Records to use:
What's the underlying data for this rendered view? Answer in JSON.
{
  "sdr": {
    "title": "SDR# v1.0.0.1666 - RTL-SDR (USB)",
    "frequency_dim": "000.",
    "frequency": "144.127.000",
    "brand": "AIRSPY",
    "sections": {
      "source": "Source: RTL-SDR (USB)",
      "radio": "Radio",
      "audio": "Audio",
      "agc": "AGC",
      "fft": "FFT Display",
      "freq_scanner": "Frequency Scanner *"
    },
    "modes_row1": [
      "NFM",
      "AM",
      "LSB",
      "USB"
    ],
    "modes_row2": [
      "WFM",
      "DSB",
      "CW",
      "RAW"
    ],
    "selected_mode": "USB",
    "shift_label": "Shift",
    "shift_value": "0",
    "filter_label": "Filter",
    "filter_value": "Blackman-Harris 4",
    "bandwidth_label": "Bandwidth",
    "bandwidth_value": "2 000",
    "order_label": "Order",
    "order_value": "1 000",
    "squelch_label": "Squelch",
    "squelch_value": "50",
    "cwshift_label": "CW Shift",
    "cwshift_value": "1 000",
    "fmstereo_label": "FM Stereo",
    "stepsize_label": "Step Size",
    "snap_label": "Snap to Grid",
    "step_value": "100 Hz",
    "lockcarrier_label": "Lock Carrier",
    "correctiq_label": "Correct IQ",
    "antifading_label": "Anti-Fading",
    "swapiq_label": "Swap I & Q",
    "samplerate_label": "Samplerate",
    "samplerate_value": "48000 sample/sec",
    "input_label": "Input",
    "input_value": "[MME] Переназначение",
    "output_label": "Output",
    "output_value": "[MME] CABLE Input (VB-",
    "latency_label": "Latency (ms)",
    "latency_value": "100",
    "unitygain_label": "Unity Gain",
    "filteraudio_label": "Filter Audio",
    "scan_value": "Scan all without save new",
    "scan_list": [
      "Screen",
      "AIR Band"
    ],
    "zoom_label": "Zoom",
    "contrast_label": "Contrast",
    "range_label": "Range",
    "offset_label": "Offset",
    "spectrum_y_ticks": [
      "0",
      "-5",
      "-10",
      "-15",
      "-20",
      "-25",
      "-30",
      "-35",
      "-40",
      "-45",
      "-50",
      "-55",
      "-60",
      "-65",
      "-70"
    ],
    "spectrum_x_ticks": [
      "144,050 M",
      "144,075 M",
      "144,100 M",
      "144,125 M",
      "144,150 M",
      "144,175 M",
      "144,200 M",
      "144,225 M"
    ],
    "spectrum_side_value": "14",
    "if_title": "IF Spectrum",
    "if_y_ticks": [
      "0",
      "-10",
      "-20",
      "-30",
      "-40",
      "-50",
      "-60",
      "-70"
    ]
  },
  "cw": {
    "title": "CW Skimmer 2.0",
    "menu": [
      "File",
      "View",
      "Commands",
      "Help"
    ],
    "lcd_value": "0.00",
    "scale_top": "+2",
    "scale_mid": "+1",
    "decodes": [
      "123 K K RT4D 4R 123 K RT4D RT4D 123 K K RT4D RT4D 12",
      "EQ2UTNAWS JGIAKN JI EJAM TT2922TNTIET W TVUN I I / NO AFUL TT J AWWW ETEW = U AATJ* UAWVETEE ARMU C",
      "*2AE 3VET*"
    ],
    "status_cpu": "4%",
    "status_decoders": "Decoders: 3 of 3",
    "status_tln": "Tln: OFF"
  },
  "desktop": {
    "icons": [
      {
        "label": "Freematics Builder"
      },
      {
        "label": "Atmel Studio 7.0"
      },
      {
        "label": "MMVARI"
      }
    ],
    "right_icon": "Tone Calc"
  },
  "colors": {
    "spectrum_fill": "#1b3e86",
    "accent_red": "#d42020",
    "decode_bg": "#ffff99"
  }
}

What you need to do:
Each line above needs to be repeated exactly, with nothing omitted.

Response:
What's the underlying data for this rendered view? Answer in JSON.
{
  "sdr": {
    "title": "SDR# v1.0.0.1666 - RTL-SDR (USB)",
    "frequency_dim": "000.",
    "frequency": "144.127.000",
    "brand": "AIRSPY",
    "sections": {
      "source": "Source: RTL-SDR (USB)",
      "radio": "Radio",
      "audio": "Audio",
      "agc": "AGC",
      "fft": "FFT Display",
      "freq_scanner": "Frequency Scanner *"
    },
    "modes_row1": [
      "NFM",
      "AM",
      "LSB",
      "USB"
    ],
    "modes_row2": [
      "WFM",
      "DSB",
      "CW",
      "RAW"
    ],
    "selected_mode": "USB",
    "shift_label": "Shift",
    "shift_value": "0",
    "filter_label": "Filter",
    "filter_value": "Blackman-Harris 4",
    "bandwidth_label": "Bandwidth",
    "bandwidth_value": "2 000",
    "order_label": "Order",
    "order_value": "1 000",
    "squelch_label": "Squelch",
    "squelch_value": "50",
    "cwshift_label": "CW Shift",
    "cwshift_value": "1 000",
    "fmstereo_label": "FM Stereo",
    "stepsize_label": "Step Size",
    "snap_label": "Snap to Grid",
    "step_value": "100 Hz",
    "lockcarrier_label": "Lock Carrier",
    "correctiq_label": "Correct IQ",
    "antifading_label": "Anti-Fading",
    "swapiq_label": "Swap I & Q",
    "samplerate_label": "Samplerate",
    "samplerate_value": "48000 sample/sec",
    "input_label": "Input",
    "input_value": "[MME] Переназначение",
    "output_label": "Output",
    "output_value": "[MME] CABLE Input (VB-",
    "latency_label": "Latency (ms)",
    "latency_value": "100",
    "unitygain_label": "Unity Gain",
    "filteraudio_label": "Filter Audio",
    "scan_value": "Scan all without save new",
    "scan_list": [
      "Screen",
      "AIR Band"
    ],
    "zoom_label": "Zoom",
    "contrast_label": "Contrast",
    "range_label": "Range",
    "offset_label": "Offset",
    "spectrum_y_ticks": [
      "0",
      "-5",
      "-10",
      "-15",
      "-20",
      "-25",
      "-30",
      "-35",
      "-40",
      "-45",
      "-50",
      "-55",
      "-60",
      "-65",
      "-70"
    ],
    "spectrum_x_ticks": [
      "144,050 M",
      "144,075 M",
      "144,100 M",
      "144,125 M",
      "144,150 M",
      "144,175 M",
      "144,200 M",
      "144,225 M"
    ],
    "spectrum_side_value": "14",
    "if_title": "IF Spectrum",
    "if_y_ticks": [
      "0",
      "-10",
      "-20",
      "-30",
      "-40",
      "-50",
      "-60",
      "-70"
    ]
  },
  "cw": {
    "title": "CW Skimmer 2.0",
    "menu": [
      "File",
      "View",
      "Commands",
      "Help"
    ],
    "lcd_value": "0.00",
    "scale_top": "+2",
    "scale_mid": "+1",
    "decodes": [
      "123 K K RT4D 4R 123 K RT4D RT4D 123 K K RT4D RT4D 12",
      "EQ2UTNAWS JGIAKN JI EJAM TT2922TNTIET W TVUN I I / NO AFUL TT J AWWW ETEW = U AATJ* UAWVETEE ARMU C",
      "*2AE 3VET*"
    ],
    "status_cpu": "4%",
    "status_decoders": "Decoders: 3 of 3",
    "status_tln": "Tln: OFF"
  },
  "desktop": {
    "icons": [
      {
        "label": "Freematics Builder"
      },
      {
        "label": "Atmel Studio 7.0"
      },
      {
        "label": "MMVARI"
      }
    ],
    "right_icon": "Tone Calc"
  },
  "colors": {
    "spectrum_fill": "#1b3e86",
    "accent_red": "#d42020",
    "decode_bg": "#ffff99"
  }
}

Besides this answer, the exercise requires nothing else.